The old habit is firmly entrenched in your daily route and your brain is wired to expect it and carry it out. This often comes in the form of physical or psychological dependency, especially when the bad habit is a powerful drug like caffeine, nicotine, alcohol, or some street or prescription drug.
The natural inclination to overcome it is to think about all the damage that can be caused if you continue the bad habit. This strategy only serves to get you thinking more about the depressing aspects of what you’ve been doing to yourself.
Another common strategy is to come up with ways to deal with the cravings once they arrive. With this method, you end up obsessing about how you’ll handle the cravings as you anticipate their arrival.
None of these strategies has worked well for me. In my articles about giving up coffee and losing weight, I wrote about not giving the problem your attention. My new strategy builds on that strategy by adding a new powerful component.
Here’s how I came up with it. When I thought back to when I’ve been the most successful in my life, I noticed a common pattern whenever I delivered a great speech or had a particularly good game playing a sport that I liked. When I was successful, I wasn’t thinking about whether I was doing it right or how I would deal with mistakes. Nor was I deliberating about my next move, but rather my mind was simply focused on the outcome I wanted.
Whenever I allowed my mind to wander, I failed. Why? Because when I allowed my mind to wander, it returned to default patterns of thinking. This included thinking about past mistakes and the possibility of being humiliated if my performance was bad. But when I did not think or deliberate but rather just concentrated on what I “wanted” to happen, almost like magic, I would be successful just like I imagined. I might be uncomfortable or get off track a bit during the activity, but as long as I brought my mind back to concentrating on what I wanted, I’d be successful.
The way I got myself into the habit of exercising on a daily basis was by envisioning the healthy, slim, and muscular body that I wanted. If I thought about the work, the extra pounds I needed to lose, or the possibility of not making it through the exercise routine, I would either talk myself out of it or do a poor job.
There are countless methods out there for giving up bad habits and starting good ones. Many of them involve making lists of all the negative reasons why you need to quit the bad habit and another list of all the benefits of doing so. Or if it’s a good habit, they suggest making lists of all the negative reasons why you need to acquire the good habit and another one of all the benefits of doing so.
I think the process of making these lists is useful in establishing a good mental foundation for you, and your subconscious, to refer back to as you proceed. But when you’re in the process of quitting or starting a habit your mind goes in many different directions if you let it. This is particularly true when you’re dealing with physical cravings. Even when you’re starting a good habit, you’ll still need to install some new mental wiring.

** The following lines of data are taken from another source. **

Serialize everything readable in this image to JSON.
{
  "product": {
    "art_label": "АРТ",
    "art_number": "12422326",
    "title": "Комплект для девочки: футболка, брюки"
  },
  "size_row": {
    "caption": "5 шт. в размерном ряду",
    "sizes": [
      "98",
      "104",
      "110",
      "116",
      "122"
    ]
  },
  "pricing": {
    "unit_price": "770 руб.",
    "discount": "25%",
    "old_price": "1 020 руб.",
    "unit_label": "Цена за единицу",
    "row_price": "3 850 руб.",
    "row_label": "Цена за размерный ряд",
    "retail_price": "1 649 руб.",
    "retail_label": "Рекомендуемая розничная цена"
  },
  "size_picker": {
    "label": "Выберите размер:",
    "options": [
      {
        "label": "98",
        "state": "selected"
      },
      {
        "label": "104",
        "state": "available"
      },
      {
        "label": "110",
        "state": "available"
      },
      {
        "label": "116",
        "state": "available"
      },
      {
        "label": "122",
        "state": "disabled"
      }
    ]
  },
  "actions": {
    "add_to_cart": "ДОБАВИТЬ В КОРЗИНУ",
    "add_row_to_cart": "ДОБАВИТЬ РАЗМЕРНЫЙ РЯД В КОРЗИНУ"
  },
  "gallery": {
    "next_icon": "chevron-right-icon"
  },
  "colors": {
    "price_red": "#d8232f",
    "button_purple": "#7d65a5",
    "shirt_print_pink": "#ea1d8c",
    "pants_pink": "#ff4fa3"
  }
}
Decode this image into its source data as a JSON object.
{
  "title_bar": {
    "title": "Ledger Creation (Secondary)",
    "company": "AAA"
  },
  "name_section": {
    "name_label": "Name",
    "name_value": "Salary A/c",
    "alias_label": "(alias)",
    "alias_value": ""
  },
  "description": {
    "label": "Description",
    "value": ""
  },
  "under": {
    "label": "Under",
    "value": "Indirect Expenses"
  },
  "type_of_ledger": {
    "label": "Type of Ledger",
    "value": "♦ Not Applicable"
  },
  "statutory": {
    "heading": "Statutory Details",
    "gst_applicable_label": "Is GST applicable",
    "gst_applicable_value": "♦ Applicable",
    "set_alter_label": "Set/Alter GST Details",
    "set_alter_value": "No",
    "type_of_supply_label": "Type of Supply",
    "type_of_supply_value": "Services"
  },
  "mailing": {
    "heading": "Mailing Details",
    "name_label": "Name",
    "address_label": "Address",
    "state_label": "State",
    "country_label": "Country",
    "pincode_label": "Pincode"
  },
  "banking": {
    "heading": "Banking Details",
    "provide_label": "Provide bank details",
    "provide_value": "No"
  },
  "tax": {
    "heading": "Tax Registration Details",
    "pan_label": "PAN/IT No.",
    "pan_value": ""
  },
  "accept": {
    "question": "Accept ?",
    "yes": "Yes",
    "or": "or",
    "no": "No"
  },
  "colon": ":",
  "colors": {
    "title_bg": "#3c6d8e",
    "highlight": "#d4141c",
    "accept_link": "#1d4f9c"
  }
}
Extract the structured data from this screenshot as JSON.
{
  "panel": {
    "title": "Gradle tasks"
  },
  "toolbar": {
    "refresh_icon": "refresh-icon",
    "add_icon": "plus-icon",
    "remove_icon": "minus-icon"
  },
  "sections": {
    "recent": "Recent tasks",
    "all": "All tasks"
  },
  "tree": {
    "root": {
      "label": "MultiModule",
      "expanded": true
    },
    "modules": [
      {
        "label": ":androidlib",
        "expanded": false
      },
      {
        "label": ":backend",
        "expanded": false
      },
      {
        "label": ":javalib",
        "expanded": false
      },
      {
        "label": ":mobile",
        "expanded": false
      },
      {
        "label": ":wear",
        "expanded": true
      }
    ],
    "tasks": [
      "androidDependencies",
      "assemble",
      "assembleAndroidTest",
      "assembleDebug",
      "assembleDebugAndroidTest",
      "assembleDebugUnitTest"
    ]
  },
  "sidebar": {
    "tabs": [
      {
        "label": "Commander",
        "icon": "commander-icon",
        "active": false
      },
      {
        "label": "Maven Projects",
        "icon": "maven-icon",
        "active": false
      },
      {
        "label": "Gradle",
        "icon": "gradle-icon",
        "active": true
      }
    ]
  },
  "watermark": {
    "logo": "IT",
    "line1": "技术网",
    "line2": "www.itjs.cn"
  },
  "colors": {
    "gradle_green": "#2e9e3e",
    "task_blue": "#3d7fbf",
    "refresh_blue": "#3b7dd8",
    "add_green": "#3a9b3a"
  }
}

So what’s the solution? Because your mind is rewiring itself for a new set of mental and physical instructions, which can be confusing to you while this is happening, the solution must be simple and have a singular focus.

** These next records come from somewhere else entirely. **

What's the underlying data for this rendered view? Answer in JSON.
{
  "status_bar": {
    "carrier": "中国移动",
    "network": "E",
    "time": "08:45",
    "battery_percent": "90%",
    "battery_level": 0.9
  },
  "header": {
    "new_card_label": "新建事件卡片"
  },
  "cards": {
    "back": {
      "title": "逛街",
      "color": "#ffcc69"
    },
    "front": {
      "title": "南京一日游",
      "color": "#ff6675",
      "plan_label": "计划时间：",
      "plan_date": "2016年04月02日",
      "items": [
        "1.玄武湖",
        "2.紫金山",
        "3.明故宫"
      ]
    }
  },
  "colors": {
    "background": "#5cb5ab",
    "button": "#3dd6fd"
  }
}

The answer is not to think or deliberate but rather to concentrate “only” on what you want! For example, you might imagine yourself as “A healthy, slim, muscular, and attractive __ year old.” “An energetic, even-tempered, white teeth, and fresh breath non-smoker.” or “A clear-minded, optimistic, courageous, and financially secure non-drinker (or user).”
I have found that creating a mental picture of what I want along with the “feelings” of having it, is the most powerful. On days when I am having trouble motivating myself to go to my home gym and workout, I just picture the body that I want and the feelings of having it and I am instantly motivated.

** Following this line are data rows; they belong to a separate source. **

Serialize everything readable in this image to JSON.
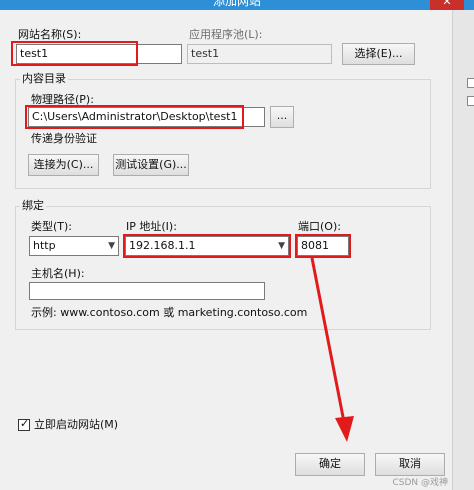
{
  "window": {
    "title": "添加网站",
    "close_label": "✕"
  },
  "site_name": {
    "label": "网站名称(S):",
    "value": "test1"
  },
  "app_pool": {
    "label": "应用程序池(L):",
    "value": "test1",
    "select_label": "选择(E)..."
  },
  "content_dir": {
    "group_label": "内容目录",
    "path_label": "物理路径(P):",
    "path_value": "C:\\Users\\Administrator\\Desktop\\test1",
    "browse_label": "...",
    "auth_label": "传递身份验证",
    "connect_as_label": "连接为(C)...",
    "test_settings_label": "测试设置(G)..."
  },
  "binding": {
    "group_label": "绑定",
    "type_label": "类型(T):",
    "type_value": "http",
    "ip_label": "IP 地址(I):",
    "ip_value": "192.168.1.1",
    "port_label": "端口(O):",
    "port_value": "8081",
    "host_label": "主机名(H):",
    "host_value": "",
    "example_text": "示例: www.contoso.com 或 marketing.contoso.com"
  },
  "start_immediately": {
    "label": "立即启动网站(M)",
    "checked": true
  },
  "buttons": {
    "ok_label": "确定",
    "cancel_label": "取消"
  },
  "watermark": "CSDN @戏神",
  "colors": {
    "highlight": "#e11b1b",
    "titlebar": "#2d8fd5"
  }
}
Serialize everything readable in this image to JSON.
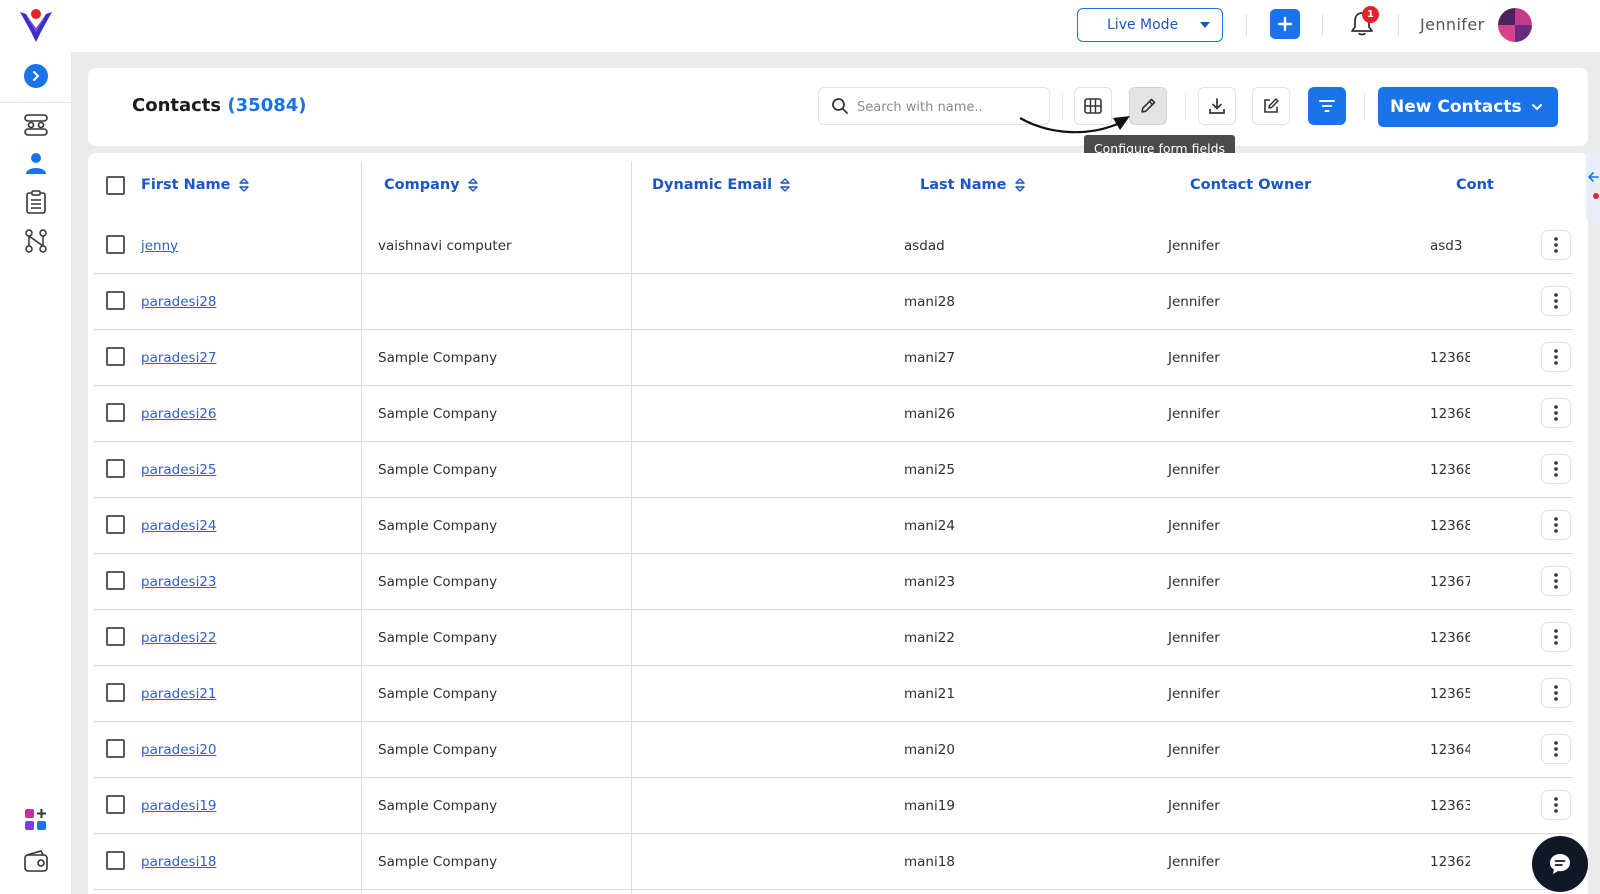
{
  "topbar": {
    "mode_label": "Live Mode",
    "notification_count": "1",
    "user_name": "Jennifer"
  },
  "header": {
    "title": "Contacts",
    "count": "(35084)",
    "search_placeholder": "Search with name..",
    "tooltip": "Configure form fields",
    "new_button": "New Contacts"
  },
  "table": {
    "columns": [
      "First Name",
      "Company",
      "Dynamic Email",
      "Last Name",
      "Contact Owner",
      "Cont"
    ],
    "rows": [
      {
        "first": "jenny",
        "company": "vaishnavi computer",
        "email": "",
        "last": "asdad",
        "owner": "Jennifer",
        "contact": "asd3"
      },
      {
        "first": "paradesi28",
        "company": "",
        "email": "",
        "last": "mani28",
        "owner": "Jennifer",
        "contact": ""
      },
      {
        "first": "paradesi27",
        "company": "Sample Company",
        "email": "",
        "last": "mani27",
        "owner": "Jennifer",
        "contact": "12368"
      },
      {
        "first": "paradesi26",
        "company": "Sample Company",
        "email": "",
        "last": "mani26",
        "owner": "Jennifer",
        "contact": "12368"
      },
      {
        "first": "paradesi25",
        "company": "Sample Company",
        "email": "",
        "last": "mani25",
        "owner": "Jennifer",
        "contact": "12368"
      },
      {
        "first": "paradesi24",
        "company": "Sample Company",
        "email": "",
        "last": "mani24",
        "owner": "Jennifer",
        "contact": "12368"
      },
      {
        "first": "paradesi23",
        "company": "Sample Company",
        "email": "",
        "last": "mani23",
        "owner": "Jennifer",
        "contact": "12367"
      },
      {
        "first": "paradesi22",
        "company": "Sample Company",
        "email": "",
        "last": "mani22",
        "owner": "Jennifer",
        "contact": "12366"
      },
      {
        "first": "paradesi21",
        "company": "Sample Company",
        "email": "",
        "last": "mani21",
        "owner": "Jennifer",
        "contact": "12365"
      },
      {
        "first": "paradesi20",
        "company": "Sample Company",
        "email": "",
        "last": "mani20",
        "owner": "Jennifer",
        "contact": "12364"
      },
      {
        "first": "paradesi19",
        "company": "Sample Company",
        "email": "",
        "last": "mani19",
        "owner": "Jennifer",
        "contact": "12363"
      },
      {
        "first": "paradesi18",
        "company": "Sample Company",
        "email": "",
        "last": "mani18",
        "owner": "Jennifer",
        "contact": "12362"
      }
    ]
  },
  "colors": {
    "primary": "#1a73e8",
    "link": "#2a62c9",
    "badge": "#e8202a",
    "tooltip_bg": "#4b4b4b",
    "chat_bg": "#101828"
  },
  "icons": {
    "sidebar": [
      "workflow-icon",
      "contact-person-icon",
      "clipboard-list-icon",
      "integration-tree-icon",
      "apps-add-icon",
      "wallet-icon"
    ],
    "toolbar": [
      "columns-icon",
      "pencil-icon",
      "download-icon",
      "edit-square-icon",
      "filter-icon"
    ]
  }
}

You will not succeed if you allow your mind to wander to thoughts like “I am too far gone.” “I am not good enough.” “It will take too long.” “I’ll fail just like I did before.” “I can’t deal with the cravings.” or “It’s too much work.” Success comes to those who can quickly learn how to keep their mind focused on what they want. Thinking about the negative aspects only serves to demoralize you. Thinking about the positive aspects gives you the determination and strength to succeed!
I compare this method to meditation. During meditation, you are taught to return to your mantra whenever your mind wanders. You are instructed to do this gently and not forcibly. You are taught to simply return to your mantra each time your thoughts drift away. You are told that you will get better the more you meditate. And the better you get at staying focused on your mantra, the greater the benefits from each meditation session. Your mantra for this purpose is the image of getting what you want and the feelings of having it.
I propose that you use a meditation-like method to keep your mind on what you want when you are quitting a bad habit or starting a good one. As the days pass you’ll get better at staying focused on what you want, the rewiring of your brain will progress, the cravings will subside, and a sense of confidence and mastery will gain in strength.
Maybe this simple solution will work for you.